What Is Peer-to-Peer Lending and How Does it Work?

Peer-to-Peer lending involves two individuals the burrower and the lender. They both agree to certain terms and under the security of a platform begin their lending.


Mike Jones

3 years ago | 4 min read

Peer-to-peer lending platforms connect people wishing to invest with others searching for a loan. They act as a matchmaker, assisting in the introduction of two parties and the movement of funds between them. Because there is no traditional financial institution serving as a middleman, so no expense connected with banking, both lenders and borrowers may benefit from lower interest rates.

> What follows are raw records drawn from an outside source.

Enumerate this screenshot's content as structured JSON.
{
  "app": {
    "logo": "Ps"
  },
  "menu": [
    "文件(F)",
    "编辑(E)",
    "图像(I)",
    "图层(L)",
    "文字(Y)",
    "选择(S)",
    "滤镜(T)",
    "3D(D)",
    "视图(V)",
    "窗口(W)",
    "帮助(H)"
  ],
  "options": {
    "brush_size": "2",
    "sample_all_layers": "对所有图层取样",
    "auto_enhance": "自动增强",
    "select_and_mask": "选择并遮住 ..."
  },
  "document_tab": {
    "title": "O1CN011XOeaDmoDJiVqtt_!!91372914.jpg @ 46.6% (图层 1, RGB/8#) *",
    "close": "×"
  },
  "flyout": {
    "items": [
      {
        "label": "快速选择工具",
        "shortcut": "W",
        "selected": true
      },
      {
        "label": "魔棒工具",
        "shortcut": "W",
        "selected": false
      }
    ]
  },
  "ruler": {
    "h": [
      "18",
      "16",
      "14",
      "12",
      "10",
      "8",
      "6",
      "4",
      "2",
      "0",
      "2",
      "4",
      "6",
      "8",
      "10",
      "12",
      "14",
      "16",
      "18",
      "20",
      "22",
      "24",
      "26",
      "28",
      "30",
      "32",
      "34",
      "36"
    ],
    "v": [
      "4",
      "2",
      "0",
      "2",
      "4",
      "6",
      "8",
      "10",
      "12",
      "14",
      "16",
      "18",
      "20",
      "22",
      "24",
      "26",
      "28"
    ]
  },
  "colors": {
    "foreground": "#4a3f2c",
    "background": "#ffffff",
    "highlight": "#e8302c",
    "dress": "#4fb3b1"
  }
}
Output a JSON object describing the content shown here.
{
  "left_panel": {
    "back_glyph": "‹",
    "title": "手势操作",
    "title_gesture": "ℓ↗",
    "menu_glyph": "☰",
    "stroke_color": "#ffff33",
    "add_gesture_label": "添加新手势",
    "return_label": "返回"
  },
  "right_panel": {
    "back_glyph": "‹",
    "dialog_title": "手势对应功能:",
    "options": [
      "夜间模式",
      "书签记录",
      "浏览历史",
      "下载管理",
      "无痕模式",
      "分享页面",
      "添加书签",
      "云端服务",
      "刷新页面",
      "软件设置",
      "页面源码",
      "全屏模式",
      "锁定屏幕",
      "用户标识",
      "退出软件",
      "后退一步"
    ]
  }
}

P2P lending might be an appealing option for people wishing to diversify their financial portfolio and are willing to take a minor risk in doing so. Moreover, with savings and cash ISA interest rates now failing to keep up with inflation, investing could help you protect the value of your money, and P2P lending is less volatile and difficult than stock and share investing. Here is list of top P2P lending software development companies.

How does it Work?

Peer-to-Peer lending involves two individuals the burrower and the lender. They both agree to certain terms and under the security of a platform begin their lending. I will explain this to you from both point of views

Let’s start with:


If you want to borrow through peer-to-peer lending, the procedure starts when you apply for a loan on a P2P platform. Most businesses will ask you to fill out a quote request and show evidence of identity before doing a credit check to assess your credit history. You'll be given a provisional APR based on the findings of the check, as well as a breakdown of your potential loan that contains crucial facts like the amount, duration, monthly cost, and total amount payable. After that, you'll be able to finish the rest of your application.

At this point, an underwriter will review your completed application and make the ultimate judgement on whether or not you are accepted. You may be subjected to a more thorough credit check, as well as the platform's own creditworthiness checks. If you're approved, you'll be given a loan offer and paired with a lender (or several lenders) who can supply funds that meet the parameters you specified. You then have the option of accepting or declining the offer. Despite the fact that the loan money will come from lending 'peers,' the platform will operate as a middleman and you will not be engaging with any other parties directly. After the loan is paid off, you'll make ongoing payments to the platform, which will then be passed on to the lenders.


When you sign up for a P2P platform and invest the amount you want to lend, the peer-to-peer lending procedure begins. Then you'll have to start making loan offers to those who are asking for money. Before you make your offer, you must first decide how long you want to offer your money for, which is usually a certain number of years. As a general rule, the longer you're willing to invest your money, the better your chances of making a profit. Once your funds have been sent to your peer-to-peer account, you have two options for lending them out: some P2P platforms will automatically make lending offers to borrowers who meet your loan requirements on your behalf, while others will need you to do so manually. While managing each loan personally provides you the best control, it may be time-consuming; automating the process speeds up the process and guarantees that your money is always invested.

You'll start earning interest once you've been paired with a borrower (or several borrowers) and the loan has been disbursed. You'll be given management options for what you want to do with your revenue depending on your platform. The top platforms will include an automatic re-lending service, in which your repayments are automatically offered for loan again, maximising your profits. There will almost always be an option to get a regular income from your repayments, usually weekly or monthly. You may also be given the option of withdrawing your entire repayments or only the interest you've gained. This is typically be done automatically, or you can choose to handle your earnings entirely manually, providing you complete control but at the expense of time and convenience.

FAQ’s for P2P

1. What are the fees charged by P2P lenders?

Because both lenders and borrowers can be charged fees by P2P lending platforms, it's critical to read the conditions of the site you choose before accepting a loan or handing over your investment funds. If you're an investor, for example, LendingClub charges a "investor service fee" of around 1% of the total amount of payments collected by the loan's payment due date or during any grace period, if applicable. If you're a borrower, you might have to pay a cost called an origination fee.

2. What can I do with a peer-to-peer loan?

Unsecured personal loans are available on several peer-to-peer sites. This means you can use the money towards almost anything you want, however most lending services will need you to identify the loan's intended purpose. According to LendingClub, the most common reasons for loans include debt consolidation, home improvement, medical bills, and large purchases. Loans cannot be utilised for investments, higher education expenditures, gambling, or illicit activities, according to the website.

3. Is peer-to-peer lending a risky?

Peer-to-peer lending may appear to be an appealing investment because you can earn excellent returns on your money without having to deal with a bank. However, if you lend money using a P2P network and the borrower fails to pay, the loan may default, and you may not be reimbursed. Your P2P assets are not insured by the Federal Deposit Insurance Corporation (FDIC).


Created by

Mike Jones

Working as a Crypto Marketing Analyst with Blockchain Coders







Related Articles